Every line holding the string "requirements" is to be copied from the entries below.
== Segment start ==
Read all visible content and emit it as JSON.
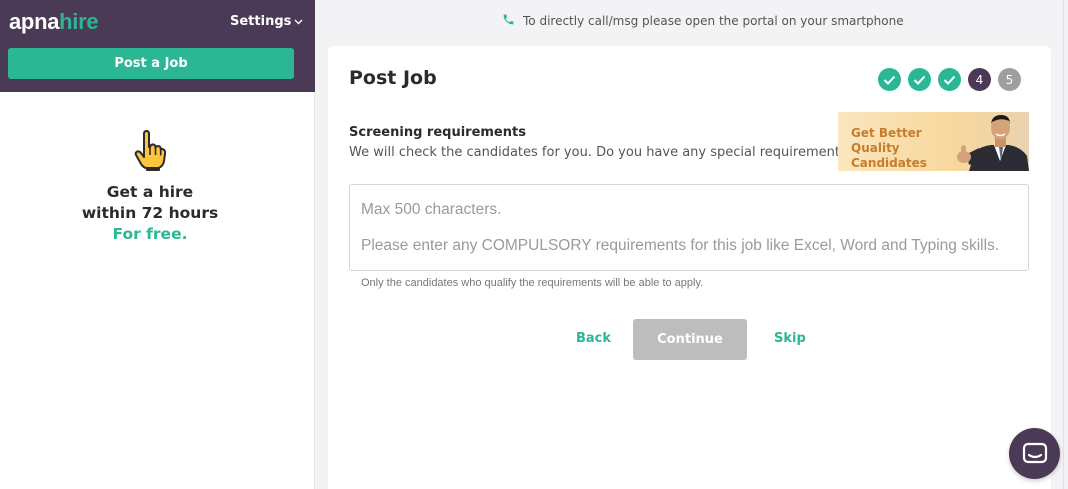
{
  "sidebar": {
    "logo_part1": "apna",
    "logo_part2": "hire",
    "settings_label": "Settings",
    "post_job_label": "Post a Job",
    "promo": {
      "line1": "Get a hire",
      "line2": "within 72 hours",
      "line3": "For free."
    }
  },
  "notice": {
    "text": "To directly call/msg please open the portal on your smartphone"
  },
  "main": {
    "title": "Post Job",
    "steps": [
      {
        "state": "done",
        "label": ""
      },
      {
        "state": "done",
        "label": ""
      },
      {
        "state": "done",
        "label": ""
      },
      {
        "state": "current",
        "label": "4"
      },
      {
        "state": "todo",
        "label": "5"
      }
    ],
    "section_title": "Screening requirements",
    "section_subtitle": "We will check the candidates for you. Do you have any special requirements?",
    "quality_banner": "Get Better Quality Candidates",
    "requirements": {
      "value": "",
      "placeholder_line1": "Max 500 characters.",
      "placeholder_line2": "Please enter any COMPULSORY requirements for this job like Excel, Word and Typing skills."
    },
    "help_text": "Only the candidates who qualify the requirements will be able to apply.",
    "back_label": "Back",
    "continue_label": "Continue",
    "skip_label": "Skip"
  },
  "colors": {
    "brand_purple": "#4b3a56",
    "brand_green": "#2bb793",
    "disabled_gray": "#bdbdbd"
  },
  "icons": [
    "phone-icon",
    "pointing-hand-icon",
    "chevron-down-icon",
    "checkmark-icon",
    "chat-icon"
  ]
}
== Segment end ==
Task answer:
    "section_title": "Screening requirements",
    "section_subtitle": "We will check the candidates for you. Do you have any special requirements?",
    "requirements": {
      "placeholder_line2": "Please enter any COMPULSORY requirements for this job like Excel, Word and Typing skills."
    "help_text": "Only the candidates who qualify the requirements will be able to apply.",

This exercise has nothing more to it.